Body_egg_length: 0.80-0.98 mm (SMS)
Body_postlarvae_length: 7 mm (SMS)
Body_sexual maturity_length: 305-750 mm (SMS)
Body_1year_length: 340 mm (Mississippi, SMS)
Body_2year_length: 540 mm (Mississippi, SMS)
Body_3year_length: 640 mm (Mississippi, SMS)
Body_4year_length: 750 mm (Mississippi, SMS)
Body_5year_length: 840 mm (Mississippi, SMS)
Weight_max: 42.7 kg (
Weight: 0.650-4.150 kg (Welsh & Breder, 1924)



Sciaenops: Greek, skiaina, skion = a fish, red mullet + Greek, ops = appearance

Type species

The type species of the genus Sciaenops is Perca ocellata (Linnaeus, 1766).


Sciaenops ocellatus occurs from the Gulf of Maine south through Florida and the Gulf of Mexico to approximately Tuxpan, Mexico. It is most common in Florida and in coastal waters off Louisiana and Texas (SMS).
At early ages (0-6 years), Sciaenops ocellatus is primarily characterized as a demersal fish, feeding on bottom dwelling fish and invertebrates; however, as they age they exhibit traits of a coastal pelagic (Hightower, 2016).

Substrate: water
Salinity: marine
Salinity: brackish
Habitat: coastal
Habitat: estuarine
Temperature_reproduction: 25°C (SMS)
Temperature: 2-37.5°C (SMS)
Salinity_reproduction: 30 ppt (SMS)
Salinity: 0.14-50 ppt (SMS)
Depth_adult: pelagic
Depth_larvae: pelagic
Depth_egg: pelagic
Depth_young fish (0-6 years): demersal
Oxygen_level: oxic
Migratory: diadromous_migration
Causality_of_migration: sexual_reproduction
Temporality_of_migration: seasonal

Life cycle

Sciaenops ocellatus may live 40 years or longer (SMS).
Maturity appears to be reached at the end of the fourth or fifth year of life (Pearson, 1928).
Spawning occurs chiefly in the late fall or early winter, although from the size of some young fish taken in Florida waters in January it is probable that some spawning may take place as early as September (Welsh & Breder, 1924).
Spawning and larval development generally occur offshore.
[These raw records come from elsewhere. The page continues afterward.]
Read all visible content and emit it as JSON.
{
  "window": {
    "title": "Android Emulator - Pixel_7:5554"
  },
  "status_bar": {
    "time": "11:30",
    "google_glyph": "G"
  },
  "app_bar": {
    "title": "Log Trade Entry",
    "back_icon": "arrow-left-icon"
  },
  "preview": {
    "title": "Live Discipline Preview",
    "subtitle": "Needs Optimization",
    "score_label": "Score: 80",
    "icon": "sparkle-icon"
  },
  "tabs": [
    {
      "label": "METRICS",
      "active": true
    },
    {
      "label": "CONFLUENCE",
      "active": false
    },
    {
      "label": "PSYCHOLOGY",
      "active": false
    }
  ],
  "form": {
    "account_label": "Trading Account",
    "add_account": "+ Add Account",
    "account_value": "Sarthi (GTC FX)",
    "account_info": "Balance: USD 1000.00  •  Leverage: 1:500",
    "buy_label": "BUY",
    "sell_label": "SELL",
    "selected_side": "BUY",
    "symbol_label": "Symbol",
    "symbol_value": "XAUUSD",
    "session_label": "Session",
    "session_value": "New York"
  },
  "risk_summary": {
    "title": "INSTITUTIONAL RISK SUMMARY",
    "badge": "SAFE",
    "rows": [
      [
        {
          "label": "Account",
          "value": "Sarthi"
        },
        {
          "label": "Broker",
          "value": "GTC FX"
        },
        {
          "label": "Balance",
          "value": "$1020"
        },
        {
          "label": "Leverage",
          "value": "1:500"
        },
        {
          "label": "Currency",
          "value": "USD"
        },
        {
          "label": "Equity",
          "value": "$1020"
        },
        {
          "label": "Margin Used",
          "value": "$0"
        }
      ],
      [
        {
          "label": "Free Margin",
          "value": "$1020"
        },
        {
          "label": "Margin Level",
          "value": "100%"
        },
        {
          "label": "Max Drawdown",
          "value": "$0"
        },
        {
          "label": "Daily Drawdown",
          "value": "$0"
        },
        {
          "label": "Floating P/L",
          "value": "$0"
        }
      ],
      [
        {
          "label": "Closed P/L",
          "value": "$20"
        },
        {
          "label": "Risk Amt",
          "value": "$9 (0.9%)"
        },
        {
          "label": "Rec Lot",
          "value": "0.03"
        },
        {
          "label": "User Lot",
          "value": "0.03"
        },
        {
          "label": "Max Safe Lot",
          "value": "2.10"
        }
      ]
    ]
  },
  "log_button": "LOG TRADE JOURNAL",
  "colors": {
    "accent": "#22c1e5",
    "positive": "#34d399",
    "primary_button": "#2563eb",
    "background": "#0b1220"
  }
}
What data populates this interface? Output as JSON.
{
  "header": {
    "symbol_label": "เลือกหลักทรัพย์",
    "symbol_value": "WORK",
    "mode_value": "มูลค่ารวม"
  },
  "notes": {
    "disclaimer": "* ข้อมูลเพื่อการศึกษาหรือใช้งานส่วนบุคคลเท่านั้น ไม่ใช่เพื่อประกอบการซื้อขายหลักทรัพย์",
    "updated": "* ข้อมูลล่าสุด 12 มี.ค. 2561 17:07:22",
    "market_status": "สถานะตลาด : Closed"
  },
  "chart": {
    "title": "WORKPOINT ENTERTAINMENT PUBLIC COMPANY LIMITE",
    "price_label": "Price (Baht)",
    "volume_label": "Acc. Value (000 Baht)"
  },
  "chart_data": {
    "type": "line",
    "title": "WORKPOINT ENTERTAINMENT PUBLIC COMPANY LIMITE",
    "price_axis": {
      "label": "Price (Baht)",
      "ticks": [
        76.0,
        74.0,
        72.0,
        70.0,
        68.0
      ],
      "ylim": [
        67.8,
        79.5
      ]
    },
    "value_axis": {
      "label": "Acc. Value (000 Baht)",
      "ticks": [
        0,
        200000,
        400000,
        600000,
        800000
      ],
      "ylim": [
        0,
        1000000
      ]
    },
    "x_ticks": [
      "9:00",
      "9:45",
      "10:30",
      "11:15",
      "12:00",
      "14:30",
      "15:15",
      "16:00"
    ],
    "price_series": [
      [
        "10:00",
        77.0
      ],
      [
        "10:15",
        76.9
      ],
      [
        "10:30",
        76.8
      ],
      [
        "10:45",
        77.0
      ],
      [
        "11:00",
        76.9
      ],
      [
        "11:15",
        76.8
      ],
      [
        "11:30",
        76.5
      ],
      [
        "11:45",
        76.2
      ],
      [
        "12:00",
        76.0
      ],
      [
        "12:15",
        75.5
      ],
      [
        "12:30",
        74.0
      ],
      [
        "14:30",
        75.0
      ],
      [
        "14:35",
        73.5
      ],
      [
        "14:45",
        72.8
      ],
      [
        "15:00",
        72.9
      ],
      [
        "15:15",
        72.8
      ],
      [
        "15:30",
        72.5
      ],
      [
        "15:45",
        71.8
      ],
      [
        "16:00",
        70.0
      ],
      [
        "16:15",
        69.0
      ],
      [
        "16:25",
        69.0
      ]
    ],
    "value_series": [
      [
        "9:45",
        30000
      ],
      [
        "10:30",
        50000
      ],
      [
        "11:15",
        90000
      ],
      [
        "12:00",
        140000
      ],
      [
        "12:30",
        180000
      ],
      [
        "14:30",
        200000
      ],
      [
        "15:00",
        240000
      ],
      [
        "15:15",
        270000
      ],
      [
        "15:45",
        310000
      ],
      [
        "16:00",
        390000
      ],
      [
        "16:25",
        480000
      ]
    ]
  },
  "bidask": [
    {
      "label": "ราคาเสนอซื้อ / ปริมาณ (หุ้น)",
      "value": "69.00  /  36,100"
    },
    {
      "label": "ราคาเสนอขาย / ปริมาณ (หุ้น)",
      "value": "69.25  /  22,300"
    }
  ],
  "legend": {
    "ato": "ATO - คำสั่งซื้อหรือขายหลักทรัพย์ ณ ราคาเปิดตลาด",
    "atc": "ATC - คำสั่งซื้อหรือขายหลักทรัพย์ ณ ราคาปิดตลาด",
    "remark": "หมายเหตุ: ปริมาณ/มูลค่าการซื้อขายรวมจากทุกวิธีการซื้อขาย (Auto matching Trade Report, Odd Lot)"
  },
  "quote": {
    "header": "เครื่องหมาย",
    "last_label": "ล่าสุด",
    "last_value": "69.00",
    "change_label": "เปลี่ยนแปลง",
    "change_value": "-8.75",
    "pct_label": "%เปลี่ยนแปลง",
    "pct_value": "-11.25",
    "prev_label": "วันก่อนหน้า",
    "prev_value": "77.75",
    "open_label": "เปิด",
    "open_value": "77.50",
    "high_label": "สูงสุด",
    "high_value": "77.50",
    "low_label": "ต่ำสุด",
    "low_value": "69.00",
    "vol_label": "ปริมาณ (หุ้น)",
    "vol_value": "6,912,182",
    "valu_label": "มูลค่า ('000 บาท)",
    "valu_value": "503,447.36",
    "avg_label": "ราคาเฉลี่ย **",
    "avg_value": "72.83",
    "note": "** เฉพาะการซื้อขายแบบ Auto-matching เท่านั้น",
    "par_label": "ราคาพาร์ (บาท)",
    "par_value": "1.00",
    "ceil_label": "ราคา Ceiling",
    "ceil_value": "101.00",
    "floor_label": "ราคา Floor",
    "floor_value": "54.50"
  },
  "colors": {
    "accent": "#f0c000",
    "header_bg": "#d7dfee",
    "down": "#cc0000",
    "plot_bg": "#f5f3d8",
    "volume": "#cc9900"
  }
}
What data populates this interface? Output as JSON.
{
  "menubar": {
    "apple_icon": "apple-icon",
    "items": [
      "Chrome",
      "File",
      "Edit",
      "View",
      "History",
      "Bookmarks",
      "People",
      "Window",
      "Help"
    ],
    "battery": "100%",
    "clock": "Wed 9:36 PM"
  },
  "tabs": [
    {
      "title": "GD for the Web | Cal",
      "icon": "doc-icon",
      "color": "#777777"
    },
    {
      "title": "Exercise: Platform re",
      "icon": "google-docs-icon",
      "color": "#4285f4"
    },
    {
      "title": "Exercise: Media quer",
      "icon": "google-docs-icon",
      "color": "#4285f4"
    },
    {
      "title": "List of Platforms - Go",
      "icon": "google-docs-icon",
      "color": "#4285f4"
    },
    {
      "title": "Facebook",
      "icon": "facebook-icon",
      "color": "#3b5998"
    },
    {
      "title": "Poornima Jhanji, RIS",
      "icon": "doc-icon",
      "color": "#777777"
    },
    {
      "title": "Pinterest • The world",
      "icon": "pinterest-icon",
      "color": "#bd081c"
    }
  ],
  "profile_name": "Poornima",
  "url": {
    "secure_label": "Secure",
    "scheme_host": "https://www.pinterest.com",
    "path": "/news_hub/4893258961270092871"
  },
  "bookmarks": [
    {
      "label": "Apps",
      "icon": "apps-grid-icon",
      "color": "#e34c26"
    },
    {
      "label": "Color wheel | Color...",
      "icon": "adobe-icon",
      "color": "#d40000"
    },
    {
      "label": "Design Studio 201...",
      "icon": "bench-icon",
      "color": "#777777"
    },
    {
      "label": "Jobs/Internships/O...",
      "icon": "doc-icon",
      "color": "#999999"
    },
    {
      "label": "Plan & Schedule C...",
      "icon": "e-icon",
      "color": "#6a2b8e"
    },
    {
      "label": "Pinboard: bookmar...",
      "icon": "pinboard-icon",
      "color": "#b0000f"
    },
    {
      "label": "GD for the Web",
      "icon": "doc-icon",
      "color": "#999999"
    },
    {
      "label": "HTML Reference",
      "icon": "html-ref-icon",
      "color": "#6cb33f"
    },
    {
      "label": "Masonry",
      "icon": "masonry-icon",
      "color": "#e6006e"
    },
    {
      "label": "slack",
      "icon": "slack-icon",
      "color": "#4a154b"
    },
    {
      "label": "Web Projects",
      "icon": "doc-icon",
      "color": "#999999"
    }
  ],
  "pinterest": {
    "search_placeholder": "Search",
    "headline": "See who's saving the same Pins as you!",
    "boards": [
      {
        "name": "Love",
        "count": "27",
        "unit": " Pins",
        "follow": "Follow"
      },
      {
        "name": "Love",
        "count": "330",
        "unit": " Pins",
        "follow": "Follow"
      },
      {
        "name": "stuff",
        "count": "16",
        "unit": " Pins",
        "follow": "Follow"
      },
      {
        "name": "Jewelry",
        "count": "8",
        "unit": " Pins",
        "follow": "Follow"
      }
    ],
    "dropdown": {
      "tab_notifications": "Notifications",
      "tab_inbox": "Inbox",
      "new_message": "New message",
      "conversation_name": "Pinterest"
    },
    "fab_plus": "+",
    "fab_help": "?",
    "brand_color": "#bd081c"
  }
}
Post-larvae migrate into inshore nursery areas where they grow and remain for approximately two years (Perret et al., 1980). Estuaries are the nursery grounds for red drum (Perret et al., 1980).
Red drum held in mariculture ponds in Florida produced 20,000 - 2 million eggs per spawn (SMS).
No sexual dimorphism.

Reproduction_mode: sexual
Longevity: more than 3 years
Generation_time: more than 3 years
Spawning_method: external fertilization in the water column
Fertility_period: seasonal (during fall)
Fecondity_number_of_eggs_per_adult: 20 000-2 millions of eggs per spawn


Feeding behaviour


Mode of locomotion

Motility: motile_swimming


Descriptive Enumeration of a collection of FISHES from the Western Coast of Central America

Gill T (1863) Descriptive Enumeration of a collection of FISHES from the Western Coast of Central America. In: Proceedings of the Academy of Natural Sciences of Philadelphia. Academy of Natural Sciences of Philadelphia, Philadelphia, p 41 pages

Observation site(s)